PROBLEM REQUIREMENTS — Reproduce every entry exactly.

Segment Start: SUPPLIED RECORDS

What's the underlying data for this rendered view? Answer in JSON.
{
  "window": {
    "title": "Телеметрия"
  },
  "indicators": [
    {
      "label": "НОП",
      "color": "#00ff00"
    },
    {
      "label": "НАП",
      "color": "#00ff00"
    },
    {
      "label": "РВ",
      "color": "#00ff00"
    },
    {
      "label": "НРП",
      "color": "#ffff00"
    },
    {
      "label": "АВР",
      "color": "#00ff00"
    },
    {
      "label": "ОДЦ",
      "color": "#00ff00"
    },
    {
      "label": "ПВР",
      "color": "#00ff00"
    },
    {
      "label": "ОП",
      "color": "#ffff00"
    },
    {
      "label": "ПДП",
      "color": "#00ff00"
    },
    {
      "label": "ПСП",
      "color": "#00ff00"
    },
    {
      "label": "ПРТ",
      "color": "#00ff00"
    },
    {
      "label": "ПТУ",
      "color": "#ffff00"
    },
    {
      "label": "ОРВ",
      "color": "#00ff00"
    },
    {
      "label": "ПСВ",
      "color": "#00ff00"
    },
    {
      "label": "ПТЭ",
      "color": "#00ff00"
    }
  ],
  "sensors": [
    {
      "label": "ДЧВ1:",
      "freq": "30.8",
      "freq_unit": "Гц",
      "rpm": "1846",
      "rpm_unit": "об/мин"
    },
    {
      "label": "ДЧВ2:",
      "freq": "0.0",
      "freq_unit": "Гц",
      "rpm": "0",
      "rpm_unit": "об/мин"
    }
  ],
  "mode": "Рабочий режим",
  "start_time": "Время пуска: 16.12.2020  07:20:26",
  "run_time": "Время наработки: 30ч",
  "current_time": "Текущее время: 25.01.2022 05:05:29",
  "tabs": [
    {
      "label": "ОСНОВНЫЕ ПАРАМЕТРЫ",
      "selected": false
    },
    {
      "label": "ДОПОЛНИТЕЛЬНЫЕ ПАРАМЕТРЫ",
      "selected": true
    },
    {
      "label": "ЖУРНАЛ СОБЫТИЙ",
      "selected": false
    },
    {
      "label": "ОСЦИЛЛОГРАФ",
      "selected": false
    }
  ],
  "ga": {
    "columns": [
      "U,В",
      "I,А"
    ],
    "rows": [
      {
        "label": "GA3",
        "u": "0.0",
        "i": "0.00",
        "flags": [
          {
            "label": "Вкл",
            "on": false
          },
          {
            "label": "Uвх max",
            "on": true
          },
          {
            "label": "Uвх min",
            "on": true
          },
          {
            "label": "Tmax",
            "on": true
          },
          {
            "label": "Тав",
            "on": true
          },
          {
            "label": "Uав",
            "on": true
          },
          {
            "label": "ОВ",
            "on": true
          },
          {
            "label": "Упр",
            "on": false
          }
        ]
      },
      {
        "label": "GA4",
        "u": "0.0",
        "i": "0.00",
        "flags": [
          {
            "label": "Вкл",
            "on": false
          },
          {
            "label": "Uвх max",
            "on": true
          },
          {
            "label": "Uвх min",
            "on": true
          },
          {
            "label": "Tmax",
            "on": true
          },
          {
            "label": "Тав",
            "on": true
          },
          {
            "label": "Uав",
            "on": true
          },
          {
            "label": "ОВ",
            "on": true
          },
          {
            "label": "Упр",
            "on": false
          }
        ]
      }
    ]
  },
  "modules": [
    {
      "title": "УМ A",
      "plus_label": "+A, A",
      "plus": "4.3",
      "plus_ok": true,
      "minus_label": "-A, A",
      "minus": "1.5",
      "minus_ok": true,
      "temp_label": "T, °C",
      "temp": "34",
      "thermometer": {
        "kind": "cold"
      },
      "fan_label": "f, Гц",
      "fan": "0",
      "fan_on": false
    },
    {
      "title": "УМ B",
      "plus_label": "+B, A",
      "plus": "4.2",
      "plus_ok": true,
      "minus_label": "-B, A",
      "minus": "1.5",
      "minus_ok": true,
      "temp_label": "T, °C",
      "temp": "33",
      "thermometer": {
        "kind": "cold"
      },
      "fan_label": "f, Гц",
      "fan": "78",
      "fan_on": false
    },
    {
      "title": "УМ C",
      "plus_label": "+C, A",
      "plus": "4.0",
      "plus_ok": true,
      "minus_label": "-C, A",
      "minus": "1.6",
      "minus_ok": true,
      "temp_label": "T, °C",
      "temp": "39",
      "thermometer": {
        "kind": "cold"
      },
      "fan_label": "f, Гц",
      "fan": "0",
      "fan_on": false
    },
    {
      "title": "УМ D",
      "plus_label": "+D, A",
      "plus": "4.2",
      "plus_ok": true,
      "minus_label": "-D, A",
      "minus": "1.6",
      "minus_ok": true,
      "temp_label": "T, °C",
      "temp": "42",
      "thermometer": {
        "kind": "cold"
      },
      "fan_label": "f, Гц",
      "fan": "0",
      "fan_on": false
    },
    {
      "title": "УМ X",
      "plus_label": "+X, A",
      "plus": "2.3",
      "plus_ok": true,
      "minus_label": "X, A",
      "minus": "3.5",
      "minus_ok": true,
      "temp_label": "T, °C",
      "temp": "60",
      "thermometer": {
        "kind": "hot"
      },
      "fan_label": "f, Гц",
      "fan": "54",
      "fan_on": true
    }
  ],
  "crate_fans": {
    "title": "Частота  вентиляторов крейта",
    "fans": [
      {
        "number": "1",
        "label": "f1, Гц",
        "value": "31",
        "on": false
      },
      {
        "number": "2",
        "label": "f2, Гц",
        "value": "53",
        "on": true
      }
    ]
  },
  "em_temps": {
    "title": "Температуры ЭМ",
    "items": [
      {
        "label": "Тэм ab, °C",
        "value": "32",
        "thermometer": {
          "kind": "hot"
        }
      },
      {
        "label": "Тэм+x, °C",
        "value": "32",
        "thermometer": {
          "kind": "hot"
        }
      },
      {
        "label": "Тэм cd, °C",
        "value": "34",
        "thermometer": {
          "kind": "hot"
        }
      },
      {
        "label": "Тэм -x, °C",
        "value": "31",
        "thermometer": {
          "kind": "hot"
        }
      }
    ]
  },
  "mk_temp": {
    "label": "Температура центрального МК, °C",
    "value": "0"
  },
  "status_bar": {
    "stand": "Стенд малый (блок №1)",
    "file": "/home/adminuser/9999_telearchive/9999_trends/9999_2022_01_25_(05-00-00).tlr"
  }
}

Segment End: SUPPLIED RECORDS

OUTPUT FOR THIS EXERCISE —
What's the underlying data for this rendered view? Answer in JSON.
{
  "window": {
    "title": "Телеметрия"
  },
  "indicators": [
    {
      "label": "НОП",
      "color": "#00ff00"
    },
    {
      "label": "НАП",
      "color": "#00ff00"
    },
    {
      "label": "РВ",
      "color": "#00ff00"
    },
    {
      "label": "НРП",
      "color": "#ffff00"
    },
    {
      "label": "АВР",
      "color": "#00ff00"
    },
    {
      "label": "ОДЦ",
      "color": "#00ff00"
    },
    {
      "label": "ПВР",
      "color": "#00ff00"
    },
    {
      "label": "ОП",
      "color": "#ffff00"
    },
    {
      "label": "ПДП",
      "color": "#00ff00"
    },
    {
      "label": "ПСП",
      "color": "#00ff00"
    },
    {
      "label": "ПРТ",
      "color": "#00ff00"
    },
    {
      "label": "ПТУ",
      "color": "#ffff00"
    },
    {
      "label": "ОРВ",
      "color": "#00ff00"
    },
    {
      "label": "ПСВ",
      "color": "#00ff00"
    },
    {
      "label": "ПТЭ",
      "color": "#00ff00"
    }
  ],
  "sensors": [
    {
      "label": "ДЧВ1:",
      "freq": "30.8",
      "freq_unit": "Гц",
      "rpm": "1846",
      "rpm_unit": "об/мин"
    },
    {
      "label": "ДЧВ2:",
      "freq": "0.0",
      "freq_unit": "Гц",
      "rpm": "0",
      "rpm_unit": "об/мин"
    }
  ],
  "mode": "Рабочий режим",
  "start_time": "Время пуска: 16.12.2020  07:20:26",
  "run_time": "Время наработки: 30ч",
  "current_time": "Текущее время: 25.01.2022 05:05:29",
  "tabs": [
    {
      "label": "ОСНОВНЫЕ ПАРАМЕТРЫ",
      "selected": false
    },
    {
      "label": "ДОПОЛНИТЕЛЬНЫЕ ПАРАМЕТРЫ",
      "selected": true
    },
    {
      "label": "ЖУРНАЛ СОБЫТИЙ",
      "selected": false
    },
    {
      "label": "ОСЦИЛЛОГРАФ",
      "selected": false
    }
  ],
  "ga": {
    "columns": [
      "U,В",
      "I,А"
    ],
    "rows": [
      {
        "label": "GA3",
        "u": "0.0",
        "i": "0.00",
        "flags": [
          {
            "label": "Вкл",
            "on": false
          },
          {
            "label": "Uвх max",
            "on": true
          },
          {
            "label": "Uвх min",
            "on": true
          },
          {
            "label": "Tmax",
            "on": true
          },
          {
            "label": "Тав",
            "on": true
          },
          {
            "label": "Uав",
            "on": true
          },
          {
            "label": "ОВ",
            "on": true
          },
          {
            "label": "Упр",
            "on": false
          }
        ]
      },
      {
        "label": "GA4",
        "u": "0.0",
        "i": "0.00",
        "flags": [
          {
            "label": "Вкл",
            "on": false
          },
          {
            "label": "Uвх max",
            "on": true
          },
          {
            "label": "Uвх min",
            "on": true
          },
          {
            "label": "Tmax",
            "on": true
          },
          {
            "label": "Тав",
            "on": true
          },
          {
            "label": "Uав",
            "on": true
          },
          {
            "label": "ОВ",
            "on": true
          },
          {
            "label": "Упр",
            "on": false
          }
        ]
      }
    ]
  },
  "modules": [
    {
      "title": "УМ A",
      "plus_label": "+A, A",
      "plus": "4.3",
      "plus_ok": true,
      "minus_label": "-A, A",
      "minus": "1.5",
      "minus_ok": true,
      "temp_label": "T, °C",
      "temp": "34",
      "thermometer": {
        "kind": "cold"
      },
      "fan_label": "f, Гц",
      "fan": "0",
      "fan_on": false
    },
    {
      "title": "УМ B",
      "plus_label": "+B, A",
      "plus": "4.2",
      "plus_ok": true,
      "minus_label": "-B, A",
      "minus": "1.5",
      "minus_ok": true,
      "temp_label": "T, °C",
      "temp": "33",
      "thermometer": {
        "kind": "cold"
      },
      "fan_label": "f, Гц",
      "fan": "78",
      "fan_on": false
    },
    {
      "title": "УМ C",
      "plus_label": "+C, A",
      "plus": "4.0",
      "plus_ok": true,
      "minus_label": "-C, A",
      "minus": "1.6",
      "minus_ok": true,
      "temp_label": "T, °C",
      "temp": "39",
      "thermometer": {
        "kind": "cold"
      },
      "fan_label": "f, Гц",
      "fan": "0",
      "fan_on": false
    },
    {
      "title": "УМ D",
      "plus_label": "+D, A",
      "plus": "4.2",
      "plus_ok": true,
      "minus_label": "-D, A",
      "minus": "1.6",
      "minus_ok": true,
      "temp_label": "T, °C",
      "temp": "42",
      "thermometer": {
        "kind": "cold"
      },
      "fan_label": "f, Гц",
      "fan": "0",
      "fan_on": false
    },
    {
      "title": "УМ X",
      "plus_label": "+X, A",
      "plus": "2.3",
      "plus_ok": true,
      "minus_label": "X, A",
      "minus": "3.5",
      "minus_ok": true,
      "temp_label": "T, °C",
      "temp": "60",
      "thermometer": {
        "kind": "hot"
      },
      "fan_label": "f, Гц",
      "fan": "54",
      "fan_on": true
    }
  ],
  "crate_fans": {
    "title": "Частота  вентиляторов крейта",
    "fans": [
      {
        "number": "1",
        "label": "f1, Гц",
        "value": "31",
        "on": false
      },
      {
        "number": "2",
        "label": "f2, Гц",
        "value": "53",
        "on": true
      }
    ]
  },
  "em_temps": {
    "title": "Температуры ЭМ",
    "items": [
      {
        "label": "Тэм ab, °C",
        "value": "32",
        "thermometer": {
          "kind": "hot"
        }
      },
      {
        "label": "Тэм+x, °C",
        "value": "32",
        "thermometer": {
          "kind": "hot"
        }
      },
      {
        "label": "Тэм cd, °C",
        "value": "34",
        "thermometer": {
          "kind": "hot"
        }
      },
      {
        "label": "Тэм -x, °C",
        "value": "31",
        "thermometer": {
          "kind": "hot"
        }
      }
    ]
  },
  "mk_temp": {
    "label": "Температура центрального МК, °C",
    "value": "0"
  },
  "status_bar": {
    "stand": "Стенд малый (блок №1)",
    "file": "/home/adminuser/9999_telearchive/9999_trends/9999_2022_01_25_(05-00-00).tlr"
  }
}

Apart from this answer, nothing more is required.